« There is no future in my country (…) and violence reigns across the region », he tells Nawaat, alluding to the armed conflicts in Mali, Ivory Coast and Burkina Faso. Lamin arrived in Tunisia by land in 2019: « I crossed Guinea, Mali and Algeria before arriving in Tunisia ». He notes that « It was less dangerous then ». The young Subsaharan says that he has never attempted to cross over to Europe and imagines rebuilding his life in Tunisia.
Nawaat met Lamin in Tunis, just outside the Terre d’Asile office where he was waiting for a friend. Showing a warm smile, the young man agreed to share his rather uncommon story.
Upon setting foot in Tunisia, reports Lamin, he obtained his asylum seeker card with little trouble. However, his stay in shelters run by the United Nations High Commissioner for Refugees (UNHCR) did not last long. According to the young man, he immediately began looking for work. It was with much persistence that he was able to string together one poorly-paid job after another and thus cover the cost of rent, 250 dinars every month. Instead of living in a community, he chose to share a place with two friends. From the outset, Lamin preferred to keep a distance with other asylum seekers and refugees, in order to « stay focused on his objectives ». Once upon a time in Sierra Leone, Lamin led an entirely different life, drinking and getting into fights. In spite of its diamond-encrusted mines, Sierra Leone has a tumultuous history and is one of the poorest countries on the continent.
But everything changed once Lamin decided to come to Tunisia. In order to stay out of trouble, he decided to avoid keeping in with « bad company ». According to the 24-year-old, « This was the only way for me ».
After two years working in under-paid jobs, Lamin met a decent employer who guaranteed him a minimum wage salary. For the past year, he has lived alone in a little apartment that his employer rents. The place is not far from from his job in a restaurant-bar where he works as head of security, Lamin tells us with visible pride.
The young man says that he is unfazed by his situation, far from perfect since he is without a legal contract. Nevertheless, he continues to work as he looks forward to better days and the possibility of starting his own company. Lamine is not discouraged by the fact that, under Tunisian law, he is restricted from obtaining a work permit and legal support in case of litigation. In this context, he faces a tremendous challenge to becoming his own boss and starting a business.

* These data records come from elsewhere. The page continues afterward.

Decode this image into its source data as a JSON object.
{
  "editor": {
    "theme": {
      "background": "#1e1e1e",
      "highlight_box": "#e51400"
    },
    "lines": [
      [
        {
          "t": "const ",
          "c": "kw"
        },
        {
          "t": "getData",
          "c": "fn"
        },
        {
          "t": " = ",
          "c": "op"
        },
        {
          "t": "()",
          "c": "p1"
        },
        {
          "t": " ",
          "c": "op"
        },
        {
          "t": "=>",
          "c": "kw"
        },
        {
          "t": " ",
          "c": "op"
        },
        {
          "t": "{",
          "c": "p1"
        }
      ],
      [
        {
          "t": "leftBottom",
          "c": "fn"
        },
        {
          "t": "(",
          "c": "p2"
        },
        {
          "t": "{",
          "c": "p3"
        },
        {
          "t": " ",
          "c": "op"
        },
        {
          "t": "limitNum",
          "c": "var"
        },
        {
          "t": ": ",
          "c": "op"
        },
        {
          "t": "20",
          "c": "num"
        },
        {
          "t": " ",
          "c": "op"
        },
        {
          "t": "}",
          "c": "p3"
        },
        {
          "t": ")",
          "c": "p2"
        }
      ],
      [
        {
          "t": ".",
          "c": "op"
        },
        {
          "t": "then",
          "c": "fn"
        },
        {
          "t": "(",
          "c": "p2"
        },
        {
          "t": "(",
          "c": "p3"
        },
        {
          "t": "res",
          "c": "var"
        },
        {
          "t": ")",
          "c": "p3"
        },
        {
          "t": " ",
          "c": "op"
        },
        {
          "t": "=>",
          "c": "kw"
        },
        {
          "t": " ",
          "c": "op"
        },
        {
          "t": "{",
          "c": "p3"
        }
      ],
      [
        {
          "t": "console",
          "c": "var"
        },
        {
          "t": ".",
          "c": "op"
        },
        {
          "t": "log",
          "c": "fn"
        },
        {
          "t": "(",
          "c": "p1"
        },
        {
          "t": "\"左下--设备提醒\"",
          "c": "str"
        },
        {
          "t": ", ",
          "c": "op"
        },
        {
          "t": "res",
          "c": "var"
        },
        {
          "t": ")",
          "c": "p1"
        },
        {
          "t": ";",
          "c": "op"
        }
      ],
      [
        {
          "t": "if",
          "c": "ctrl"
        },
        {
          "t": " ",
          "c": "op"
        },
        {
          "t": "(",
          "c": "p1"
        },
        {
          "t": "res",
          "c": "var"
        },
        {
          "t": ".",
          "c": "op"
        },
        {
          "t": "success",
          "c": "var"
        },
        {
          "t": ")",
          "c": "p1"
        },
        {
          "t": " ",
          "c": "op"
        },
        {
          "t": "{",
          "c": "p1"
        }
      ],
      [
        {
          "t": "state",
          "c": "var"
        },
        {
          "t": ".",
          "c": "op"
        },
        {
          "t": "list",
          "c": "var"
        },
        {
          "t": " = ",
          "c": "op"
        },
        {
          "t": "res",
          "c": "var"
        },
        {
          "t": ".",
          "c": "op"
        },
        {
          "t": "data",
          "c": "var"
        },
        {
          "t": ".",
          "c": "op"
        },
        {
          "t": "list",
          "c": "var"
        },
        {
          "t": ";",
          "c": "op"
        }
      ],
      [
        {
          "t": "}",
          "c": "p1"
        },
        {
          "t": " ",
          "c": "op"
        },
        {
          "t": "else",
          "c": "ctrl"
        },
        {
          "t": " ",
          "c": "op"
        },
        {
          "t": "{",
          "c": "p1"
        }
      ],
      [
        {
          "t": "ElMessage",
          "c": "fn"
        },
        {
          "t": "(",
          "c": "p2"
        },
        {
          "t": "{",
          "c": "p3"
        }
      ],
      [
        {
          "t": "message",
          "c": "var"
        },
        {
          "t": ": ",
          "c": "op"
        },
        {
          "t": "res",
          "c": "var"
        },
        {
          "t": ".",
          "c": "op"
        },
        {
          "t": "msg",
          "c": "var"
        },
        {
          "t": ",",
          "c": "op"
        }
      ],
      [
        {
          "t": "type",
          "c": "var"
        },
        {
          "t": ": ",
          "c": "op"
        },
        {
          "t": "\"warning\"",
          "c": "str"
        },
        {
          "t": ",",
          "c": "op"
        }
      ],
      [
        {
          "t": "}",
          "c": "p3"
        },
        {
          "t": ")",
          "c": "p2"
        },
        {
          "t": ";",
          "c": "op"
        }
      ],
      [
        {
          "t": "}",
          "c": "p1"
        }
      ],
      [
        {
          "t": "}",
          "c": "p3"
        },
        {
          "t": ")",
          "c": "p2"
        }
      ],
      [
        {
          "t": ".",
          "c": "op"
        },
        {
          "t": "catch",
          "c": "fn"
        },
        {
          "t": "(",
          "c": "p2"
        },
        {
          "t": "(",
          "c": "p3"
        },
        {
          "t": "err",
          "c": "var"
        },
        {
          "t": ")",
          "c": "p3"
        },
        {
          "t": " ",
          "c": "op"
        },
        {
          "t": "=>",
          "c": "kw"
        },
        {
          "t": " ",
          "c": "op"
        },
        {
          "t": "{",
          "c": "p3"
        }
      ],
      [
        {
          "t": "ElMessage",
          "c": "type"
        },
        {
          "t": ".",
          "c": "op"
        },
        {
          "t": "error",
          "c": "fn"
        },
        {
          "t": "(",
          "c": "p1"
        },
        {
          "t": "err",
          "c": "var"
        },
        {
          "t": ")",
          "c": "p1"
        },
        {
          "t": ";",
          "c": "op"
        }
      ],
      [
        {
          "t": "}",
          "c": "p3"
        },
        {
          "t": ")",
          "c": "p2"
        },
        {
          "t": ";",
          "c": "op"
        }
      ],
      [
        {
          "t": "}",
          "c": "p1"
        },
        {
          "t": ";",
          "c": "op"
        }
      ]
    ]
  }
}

Does Lamin harbor any regrets? « I haven’t seen my family since I left », the Sierra Leonean remarks as he shows us photos of his sister and nephews on Facebook. « But I talk to them all the time on social media », he adds. For now, he is unable to offer them any form of financial support. Lamin earns just enough to feed himself and keep a roof over his head. « One day, I will have a comfortable life, and I will be able to help them. In the meantime, they must be patient », he tells us. Still, the young man confides to Nawaat, he manages to set aside a small amount for his plans. Ambitious and unfazed in the midst of adversity, Lamin dreams of a stable life in Tunisia—even if political changes do not necessarily align with his aspired trajectory.
Good luck to this young man. Many subsaharan migrants in Tunisia work harder than local people and economically they’re closing the gaps of labour shortage in the job market. The government should facilitate the immigration process for them to be able to settle and contribute to the growth of the economy. The current codes are inhumane and we can’t unlock growth economically without having immigrants, a lesson from every advanced economy.
Lamin you are a strong young man, the lesson i learn is to be always be strong and have faith in the day or days ahead of life.
Am a Sierra Leonean,
I love your story.